I also want to make the point that it is also possible for a gullet channel to be too wide. There are no horses in existence that need 6” of space between their panels. Usually a horse will need anywhere from 2”-4” of space from panel edge to panel edge to achieve good clearance depending on individual conformation. If we go overboard and create saddles that are too wide in the channel, we would be guaranteed to encounter one or more of the following problems:

1)    The saddle will sit down on top of the horse’s spine, negating the gullet’s sole purpose.
2)    The saddle would need to be built up so high in its panels to achieve clearance of the spine that the rider would be sitting miles away from the horse. 
3)    The panel surface area would be so narrow left to right that pressure would not adequately be distributed beneath them.

It is extremely important that backs are measured correctly and matched with appropriate panels. A handful of saddles on the market now actually allow the channel width to be easily adjusted from horse to horse! The most ridiculous arguments ever made in the saddle fit world are any against progress.

No Such Thing as TMI!

From thermography to the recording and mapping of subtle changes in gaits frame by frame using trackable points, all the way to cameras injected directly into muscle, the study of how a horse moves has grown leaps and bounds in recent years.

All of this information and technology allows us as saddle fitters to constantly change the paradigm of what correct saddle fit is so that we can give you the best and most current information. One of the most constantly affirmed principles I’ve observed in action through my experience in saddle fitting is this great importance of channel width.
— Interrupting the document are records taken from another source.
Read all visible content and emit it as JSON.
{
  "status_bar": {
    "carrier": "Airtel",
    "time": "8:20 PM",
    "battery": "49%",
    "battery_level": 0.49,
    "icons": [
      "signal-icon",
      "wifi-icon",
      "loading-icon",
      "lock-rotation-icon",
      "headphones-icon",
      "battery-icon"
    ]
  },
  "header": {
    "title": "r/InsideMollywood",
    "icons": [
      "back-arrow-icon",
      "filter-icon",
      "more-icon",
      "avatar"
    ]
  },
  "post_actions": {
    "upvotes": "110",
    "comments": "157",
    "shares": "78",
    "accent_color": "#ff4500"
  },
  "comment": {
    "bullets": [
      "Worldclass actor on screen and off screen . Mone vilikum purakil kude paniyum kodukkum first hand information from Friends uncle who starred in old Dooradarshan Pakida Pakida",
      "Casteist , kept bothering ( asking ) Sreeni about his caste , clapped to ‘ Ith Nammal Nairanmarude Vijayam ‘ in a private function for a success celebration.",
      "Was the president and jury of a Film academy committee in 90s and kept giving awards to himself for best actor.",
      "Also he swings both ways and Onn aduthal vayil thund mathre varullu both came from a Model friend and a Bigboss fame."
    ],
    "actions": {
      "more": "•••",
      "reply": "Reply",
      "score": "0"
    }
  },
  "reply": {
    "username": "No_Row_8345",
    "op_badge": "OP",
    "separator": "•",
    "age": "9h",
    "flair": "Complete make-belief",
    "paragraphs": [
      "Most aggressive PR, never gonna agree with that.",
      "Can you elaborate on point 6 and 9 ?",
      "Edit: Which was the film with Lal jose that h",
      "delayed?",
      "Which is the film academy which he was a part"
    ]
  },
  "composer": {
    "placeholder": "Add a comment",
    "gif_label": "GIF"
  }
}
In more recent years the trend in dressage saddles is returning to this wider gullet style. It is guaranteed that saddle fit will continue to evolve as technology grows. Saddle manufacturers and fitters will follow suit in this evolution. The ultimate goal of a true saddle fitter is to keep both equine and human athletes comfortable, healthy, sound and free to stride toward fulfilling all their performance potential.


Author Kristen Vlietstra has over 15 years of experience in saddle fitting and repair. Her Saddlery Solutions is based in San Jose and serves horses and riders throughout Northern California. She also has 30 years of experience in the horse industry across the western, hunter/jumper, competitive trail, eventing and dressage disciplines. While Kristen has focused mainly on dressage recently, competing through Prix St. Georges, she has a wide range of experience in other facets of the horse world. For more information, visit www.saddlerysolutions.com.